## [Source records]

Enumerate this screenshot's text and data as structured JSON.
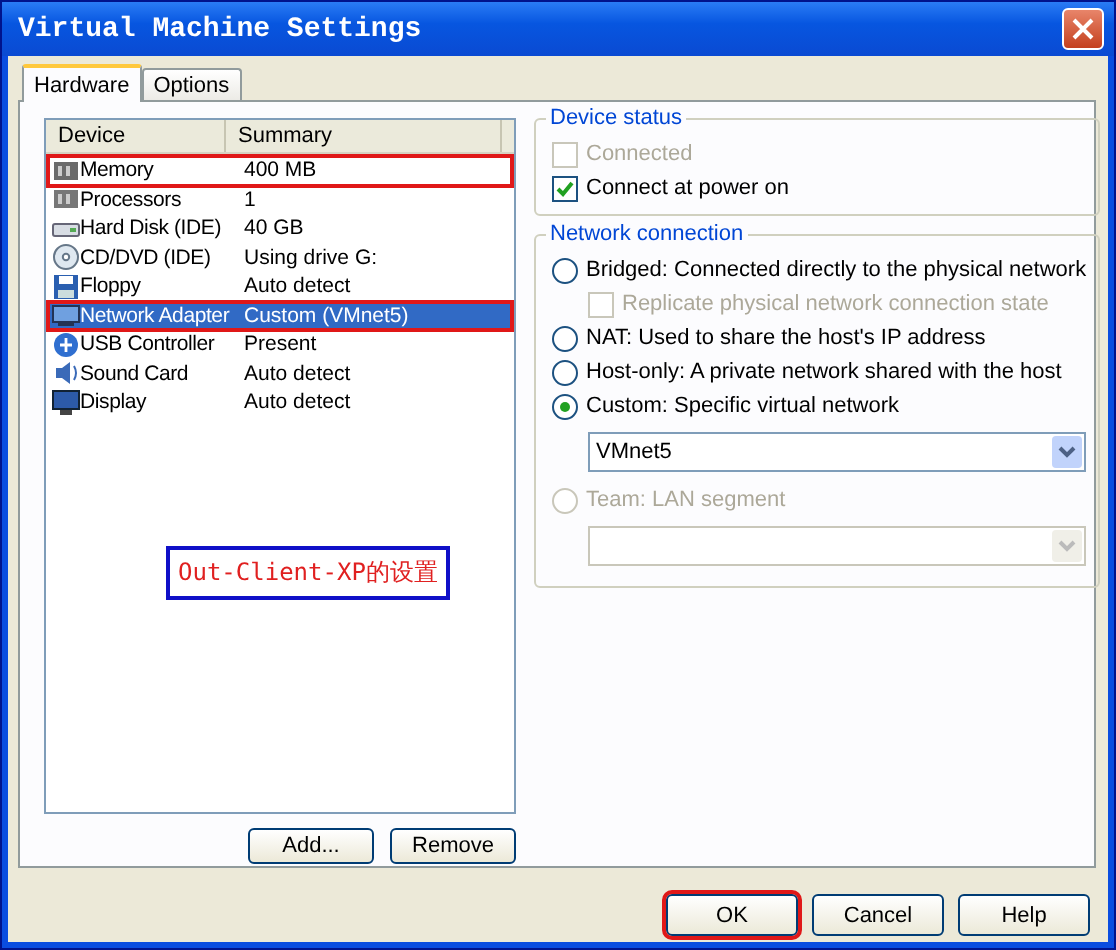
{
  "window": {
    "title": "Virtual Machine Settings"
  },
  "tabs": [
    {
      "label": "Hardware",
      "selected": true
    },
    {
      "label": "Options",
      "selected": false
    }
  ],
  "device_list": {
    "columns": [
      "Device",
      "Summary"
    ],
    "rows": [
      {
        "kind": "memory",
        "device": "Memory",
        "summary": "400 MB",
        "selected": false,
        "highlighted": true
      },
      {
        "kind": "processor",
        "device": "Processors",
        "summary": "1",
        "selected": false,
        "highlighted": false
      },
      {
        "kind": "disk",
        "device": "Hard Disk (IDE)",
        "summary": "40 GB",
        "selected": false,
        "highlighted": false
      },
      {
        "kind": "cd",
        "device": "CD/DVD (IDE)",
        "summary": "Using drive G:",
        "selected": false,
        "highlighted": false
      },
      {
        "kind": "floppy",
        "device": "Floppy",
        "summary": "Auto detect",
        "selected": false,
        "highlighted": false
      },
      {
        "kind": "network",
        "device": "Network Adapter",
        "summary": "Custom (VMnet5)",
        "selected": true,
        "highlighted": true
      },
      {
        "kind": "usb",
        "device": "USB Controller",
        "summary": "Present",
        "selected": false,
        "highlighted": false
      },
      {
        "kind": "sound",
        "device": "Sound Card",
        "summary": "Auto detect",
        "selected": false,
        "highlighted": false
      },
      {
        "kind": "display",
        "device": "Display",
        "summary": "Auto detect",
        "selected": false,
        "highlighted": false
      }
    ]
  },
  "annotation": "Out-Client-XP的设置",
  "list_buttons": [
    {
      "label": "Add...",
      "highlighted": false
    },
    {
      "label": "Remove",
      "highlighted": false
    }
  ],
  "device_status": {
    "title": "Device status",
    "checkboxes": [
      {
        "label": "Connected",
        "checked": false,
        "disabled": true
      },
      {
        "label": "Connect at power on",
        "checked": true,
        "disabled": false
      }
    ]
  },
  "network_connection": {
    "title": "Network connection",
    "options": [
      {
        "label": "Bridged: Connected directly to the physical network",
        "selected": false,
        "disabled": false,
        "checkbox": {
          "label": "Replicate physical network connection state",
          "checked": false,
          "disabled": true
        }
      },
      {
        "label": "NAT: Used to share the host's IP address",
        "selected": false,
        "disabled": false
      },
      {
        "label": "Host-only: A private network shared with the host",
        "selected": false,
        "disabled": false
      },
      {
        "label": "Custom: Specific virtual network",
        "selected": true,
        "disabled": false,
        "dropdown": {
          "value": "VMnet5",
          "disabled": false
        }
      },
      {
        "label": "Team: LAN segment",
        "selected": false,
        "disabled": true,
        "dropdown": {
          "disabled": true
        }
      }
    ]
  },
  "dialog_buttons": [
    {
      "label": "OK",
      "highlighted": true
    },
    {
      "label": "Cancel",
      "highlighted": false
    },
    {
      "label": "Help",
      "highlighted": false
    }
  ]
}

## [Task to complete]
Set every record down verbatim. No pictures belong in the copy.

## [Expected answer]
Enumerate this screenshot's text and data as structured JSON.
{
  "window": {
    "title": "Virtual Machine Settings"
  },
  "tabs": [
    {
      "label": "Hardware",
      "selected": true
    },
    {
      "label": "Options",
      "selected": false
    }
  ],
  "device_list": {
    "columns": [
      "Device",
      "Summary"
    ],
    "rows": [
      {
        "kind": "memory",
        "device": "Memory",
        "summary": "400 MB",
        "selected": false,
        "highlighted": true
      },
      {
        "kind": "processor",
        "device": "Processors",
        "summary": "1",
        "selected": false,
        "highlighted": false
      },
      {
        "kind": "disk",
        "device": "Hard Disk (IDE)",
        "summary": "40 GB",
        "selected": false,
        "highlighted": false
      },
      {
        "kind": "cd",
        "device": "CD/DVD (IDE)",
        "summary": "Using drive G:",
        "selected": false,
        "highlighted": false
      },
      {
        "kind": "floppy",
        "device": "Floppy",
        "summary": "Auto detect",
        "selected": false,
        "highlighted": false
      },
      {
        "kind": "network",
        "device": "Network Adapter",
        "summary": "Custom (VMnet5)",
        "selected": true,
        "highlighted": true
      },
      {
        "kind": "usb",
        "device": "USB Controller",
        "summary": "Present",
        "selected": false,
        "highlighted": false
      },
      {
        "kind": "sound",
        "device": "Sound Card",
        "summary": "Auto detect",
        "selected": false,
        "highlighted": false
      },
      {
        "kind": "display",
        "device": "Display",
        "summary": "Auto detect",
        "selected": false,
        "highlighted": false
      }
    ]
  },
  "annotation": "Out-Client-XP的设置",
  "list_buttons": [
    {
      "label": "Add...",
      "highlighted": false
    },
    {
      "label": "Remove",
      "highlighted": false
    }
  ],
  "device_status": {
    "title": "Device status",
    "checkboxes": [
      {
        "label": "Connected",
        "checked": false,
        "disabled": true
      },
      {
        "label": "Connect at power on",
        "checked": true,
        "disabled": false
      }
    ]
  },
  "network_connection": {
    "title": "Network connection",
    "options": [
      {
        "label": "Bridged: Connected directly to the physical network",
        "selected": false,
        "disabled": false,
        "checkbox": {
          "label": "Replicate physical network connection state",
          "checked": false,
          "disabled": true
        }
      },
      {
        "label": "NAT: Used to share the host's IP address",
        "selected": false,
        "disabled": false
      },
      {
        "label": "Host-only: A private network shared with the host",
        "selected": false,
        "disabled": false
      },
      {
        "label": "Custom: Specific virtual network",
        "selected": true,
        "disabled": false,
        "dropdown": {
          "value": "VMnet5",
          "disabled": false
        }
      },
      {
        "label": "Team: LAN segment",
        "selected": false,
        "disabled": true,
        "dropdown": {
          "disabled": true
        }
      }
    ]
  },
  "dialog_buttons": [
    {
      "label": "OK",
      "highlighted": true
    },
    {
      "label": "Cancel",
      "highlighted": false
    },
    {
      "label": "Help",
      "highlighted": false
    }
  ]
}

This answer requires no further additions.